§ What the task asks: Give the records back in full, exactly as they read.

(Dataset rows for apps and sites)
• • • •

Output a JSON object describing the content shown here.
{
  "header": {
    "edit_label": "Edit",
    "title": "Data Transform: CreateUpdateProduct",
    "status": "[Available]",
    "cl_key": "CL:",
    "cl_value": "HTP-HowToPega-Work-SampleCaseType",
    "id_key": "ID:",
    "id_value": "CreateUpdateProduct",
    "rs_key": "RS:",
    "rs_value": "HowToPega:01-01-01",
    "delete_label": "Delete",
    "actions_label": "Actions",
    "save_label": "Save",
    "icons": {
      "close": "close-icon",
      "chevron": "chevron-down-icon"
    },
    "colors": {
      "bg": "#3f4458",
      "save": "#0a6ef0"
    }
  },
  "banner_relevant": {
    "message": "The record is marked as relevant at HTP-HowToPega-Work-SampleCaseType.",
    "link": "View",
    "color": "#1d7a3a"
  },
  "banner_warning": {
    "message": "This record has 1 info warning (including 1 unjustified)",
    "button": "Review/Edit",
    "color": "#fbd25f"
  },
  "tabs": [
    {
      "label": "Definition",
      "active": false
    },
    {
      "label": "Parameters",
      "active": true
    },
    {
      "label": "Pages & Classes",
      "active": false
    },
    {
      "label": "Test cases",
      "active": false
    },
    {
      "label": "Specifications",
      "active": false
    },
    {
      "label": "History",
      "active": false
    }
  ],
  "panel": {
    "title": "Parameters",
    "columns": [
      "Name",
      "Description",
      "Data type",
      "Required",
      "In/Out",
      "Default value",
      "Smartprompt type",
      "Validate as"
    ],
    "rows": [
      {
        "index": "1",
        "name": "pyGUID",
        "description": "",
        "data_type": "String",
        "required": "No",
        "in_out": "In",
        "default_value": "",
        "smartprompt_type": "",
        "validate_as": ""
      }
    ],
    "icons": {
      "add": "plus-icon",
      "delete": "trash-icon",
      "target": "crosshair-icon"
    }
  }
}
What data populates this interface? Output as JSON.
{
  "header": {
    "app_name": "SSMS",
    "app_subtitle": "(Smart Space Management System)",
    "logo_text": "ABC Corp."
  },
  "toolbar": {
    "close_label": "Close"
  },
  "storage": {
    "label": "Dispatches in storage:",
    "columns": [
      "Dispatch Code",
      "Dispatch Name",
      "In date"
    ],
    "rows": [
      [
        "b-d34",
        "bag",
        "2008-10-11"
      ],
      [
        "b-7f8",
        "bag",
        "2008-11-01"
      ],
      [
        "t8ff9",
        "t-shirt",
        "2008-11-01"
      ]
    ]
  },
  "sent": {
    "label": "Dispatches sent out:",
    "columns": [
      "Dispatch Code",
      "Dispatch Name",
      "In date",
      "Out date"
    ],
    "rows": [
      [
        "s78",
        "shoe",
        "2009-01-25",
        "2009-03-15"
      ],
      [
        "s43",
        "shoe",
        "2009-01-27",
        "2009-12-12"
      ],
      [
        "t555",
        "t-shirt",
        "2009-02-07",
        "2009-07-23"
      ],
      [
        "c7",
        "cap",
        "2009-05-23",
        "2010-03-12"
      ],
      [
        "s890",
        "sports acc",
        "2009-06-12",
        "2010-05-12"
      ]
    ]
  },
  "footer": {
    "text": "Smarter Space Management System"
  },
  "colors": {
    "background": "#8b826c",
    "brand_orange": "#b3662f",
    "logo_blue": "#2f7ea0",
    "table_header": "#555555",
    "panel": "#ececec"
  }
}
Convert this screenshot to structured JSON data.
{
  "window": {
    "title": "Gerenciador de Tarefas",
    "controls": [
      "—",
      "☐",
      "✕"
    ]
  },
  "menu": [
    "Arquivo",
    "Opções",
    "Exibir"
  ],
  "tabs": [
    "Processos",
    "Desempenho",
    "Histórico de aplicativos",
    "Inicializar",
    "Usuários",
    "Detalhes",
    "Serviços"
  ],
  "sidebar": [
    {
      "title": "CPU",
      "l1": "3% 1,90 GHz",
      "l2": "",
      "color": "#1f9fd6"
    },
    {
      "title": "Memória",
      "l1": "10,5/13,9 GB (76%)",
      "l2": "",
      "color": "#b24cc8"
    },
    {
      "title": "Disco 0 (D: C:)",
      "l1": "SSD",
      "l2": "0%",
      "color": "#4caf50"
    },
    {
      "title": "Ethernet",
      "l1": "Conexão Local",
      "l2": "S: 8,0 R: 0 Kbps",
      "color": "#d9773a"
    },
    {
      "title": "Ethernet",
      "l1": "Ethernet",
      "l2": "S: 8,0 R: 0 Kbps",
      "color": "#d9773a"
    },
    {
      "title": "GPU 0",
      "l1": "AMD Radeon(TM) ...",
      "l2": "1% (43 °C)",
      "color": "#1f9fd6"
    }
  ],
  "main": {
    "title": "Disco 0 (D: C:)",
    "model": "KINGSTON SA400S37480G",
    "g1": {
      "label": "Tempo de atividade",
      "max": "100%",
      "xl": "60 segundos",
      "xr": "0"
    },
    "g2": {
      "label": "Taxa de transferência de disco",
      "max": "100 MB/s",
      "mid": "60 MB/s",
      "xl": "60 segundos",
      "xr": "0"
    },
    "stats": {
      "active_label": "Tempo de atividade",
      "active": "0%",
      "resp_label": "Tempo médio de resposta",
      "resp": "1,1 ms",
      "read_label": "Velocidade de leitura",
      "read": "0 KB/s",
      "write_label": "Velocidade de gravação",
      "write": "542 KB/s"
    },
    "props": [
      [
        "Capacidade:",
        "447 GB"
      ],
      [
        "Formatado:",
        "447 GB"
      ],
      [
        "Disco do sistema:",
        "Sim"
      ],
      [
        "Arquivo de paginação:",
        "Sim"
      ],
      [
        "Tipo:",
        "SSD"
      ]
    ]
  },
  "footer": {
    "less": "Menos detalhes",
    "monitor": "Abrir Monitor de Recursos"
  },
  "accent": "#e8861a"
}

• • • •

§ Final answer:
Output a JSON object describing the content shown here.
{
  "header": {
    "edit_label": "Edit",
    "title": "Data Transform: CreateUpdateProduct",
    "status": "[Available]",
    "cl_key": "CL:",
    "cl_value": "HTP-HowToPega-Work-SampleCaseType",
    "id_key": "ID:",
    "id_value": "CreateUpdateProduct",
    "rs_key": "RS:",
    "rs_value": "HowToPega:01-01-01",
    "delete_label": "Delete",
    "actions_label": "Actions",
    "save_label": "Save",
    "icons": {
      "close": "close-icon",
      "chevron": "chevron-down-icon"
    },
    "colors": {
      "bg": "#3f4458",
      "save": "#0a6ef0"
    }
  },
  "banner_relevant": {
    "message": "The record is marked as relevant at HTP-HowToPega-Work-SampleCaseType.",
    "link": "View",
    "color": "#1d7a3a"
  },
  "banner_warning": {
    "message": "This record has 1 info warning (including 1 unjustified)",
    "button": "Review/Edit",
    "color": "#fbd25f"
  },
  "tabs": [
    {
      "label": "Definition",
      "active": false
    },
    {
      "label": "Parameters",
      "active": true
    },
    {
      "label": "Pages & Classes",
      "active": false
    },
    {
      "label": "Test cases",
      "active": false
    },
    {
      "label": "Specifications",
      "active": false
    },
    {
      "label": "History",
      "active": false
    }
  ],
  "panel": {
    "title": "Parameters",
    "columns": [
      "Name",
      "Description",
      "Data type",
      "Required",
      "In/Out",
      "Default value",
      "Smartprompt type",
      "Validate as"
    ],
    "rows": [
      {
        "index": "1",
        "name": "pyGUID",
        "description": "",
        "data_type": "String",
        "required": "No",
        "in_out": "In",
        "default_value": "",
        "smartprompt_type": "",
        "validate_as": ""
      }
    ],
    "icons": {
      "add": "plus-icon",
      "delete": "trash-icon",
      "target": "crosshair-icon"
    }
  }
}
What data populates this interface? Output as JSON.
{
  "header": {
    "app_name": "SSMS",
    "app_subtitle": "(Smart Space Management System)",
    "logo_text": "ABC Corp."
  },
  "toolbar": {
    "close_label": "Close"
  },
  "storage": {
    "label": "Dispatches in storage:",
    "columns": [
      "Dispatch Code",
      "Dispatch Name",
      "In date"
    ],
    "rows": [
      [
        "b-d34",
        "bag",
        "2008-10-11"
      ],
      [
        "b-7f8",
        "bag",
        "2008-11-01"
      ],
      [
        "t8ff9",
        "t-shirt",
        "2008-11-01"
      ]
    ]
  },
  "sent": {
    "label": "Dispatches sent out:",
    "columns": [
      "Dispatch Code",
      "Dispatch Name",
      "In date",
      "Out date"
    ],
    "rows": [
      [
        "s78",
        "shoe",
        "2009-01-25",
        "2009-03-15"
      ],
      [
        "s43",
        "shoe",
        "2009-01-27",
        "2009-12-12"
      ],
      [
        "t555",
        "t-shirt",
        "2009-02-07",
        "2009-07-23"
      ],
      [
        "c7",
        "cap",
        "2009-05-23",
        "2010-03-12"
      ],
      [
        "s890",
        "sports acc",
        "2009-06-12",
        "2010-05-12"
      ]
    ]
  },
  "footer": {
    "text": "Smarter Space Management System"
  },
  "colors": {
    "background": "#8b826c",
    "brand_orange": "#b3662f",
    "logo_blue": "#2f7ea0",
    "table_header": "#555555",
    "panel": "#ececec"
  }
}
Convert this screenshot to structured JSON data.
{
  "window": {
    "title": "Gerenciador de Tarefas",
    "controls": [
      "—",
      "☐",
      "✕"
    ]
  },
  "menu": [
    "Arquivo",
    "Opções",
    "Exibir"
  ],
  "tabs": [
    "Processos",
    "Desempenho",
    "Histórico de aplicativos",
    "Inicializar",
    "Usuários",
    "Detalhes",
    "Serviços"
  ],
  "sidebar": [
    {
      "title": "CPU",
      "l1": "3% 1,90 GHz",
      "l2": "",
      "color": "#1f9fd6"
    },
    {
      "title": "Memória",
      "l1": "10,5/13,9 GB (76%)",
      "l2": "",
      "color": "#b24cc8"
    },
    {
      "title": "Disco 0 (D: C:)",
      "l1": "SSD",
      "l2": "0%",
      "color": "#4caf50"
    },
    {
      "title": "Ethernet",
      "l1": "Conexão Local",
      "l2": "S: 8,0 R: 0 Kbps",
      "color": "#d9773a"
    },
    {
      "title": "Ethernet",
      "l1": "Ethernet",
      "l2": "S: 8,0 R: 0 Kbps",
      "color": "#d9773a"
    },
    {
      "title": "GPU 0",
      "l1": "AMD Radeon(TM) ...",
      "l2": "1% (43 °C)",
      "color": "#1f9fd6"
    }
  ],
  "main": {
    "title": "Disco 0 (D: C:)",
    "model": "KINGSTON SA400S37480G",
    "g1": {
      "label": "Tempo de atividade",
      "max": "100%",
      "xl": "60 segundos",
      "xr": "0"
    },
    "g2": {
      "label": "Taxa de transferência de disco",
      "max": "100 MB/s",
      "mid": "60 MB/s",
      "xl": "60 segundos",
      "xr": "0"
    },
    "stats": {
      "active_label": "Tempo de atividade",
      "active": "0%",
      "resp_label": "Tempo médio de resposta",
      "resp": "1,1 ms",
      "read_label": "Velocidade de leitura",
      "read": "0 KB/s",
      "write_label": "Velocidade de gravação",
      "write": "542 KB/s"
    },
    "props": [
      [
        "Capacidade:",
        "447 GB"
      ],
      [
        "Formatado:",
        "447 GB"
      ],
      [
        "Disco do sistema:",
        "Sim"
      ],
      [
        "Arquivo de paginação:",
        "Sim"
      ],
      [
        "Tipo:",
        "SSD"
      ]
    ]
  },
  "footer": {
    "less": "Menos detalhes",
    "monitor": "Abrir Monitor de Recursos"
  },
  "accent": "#e8861a"
}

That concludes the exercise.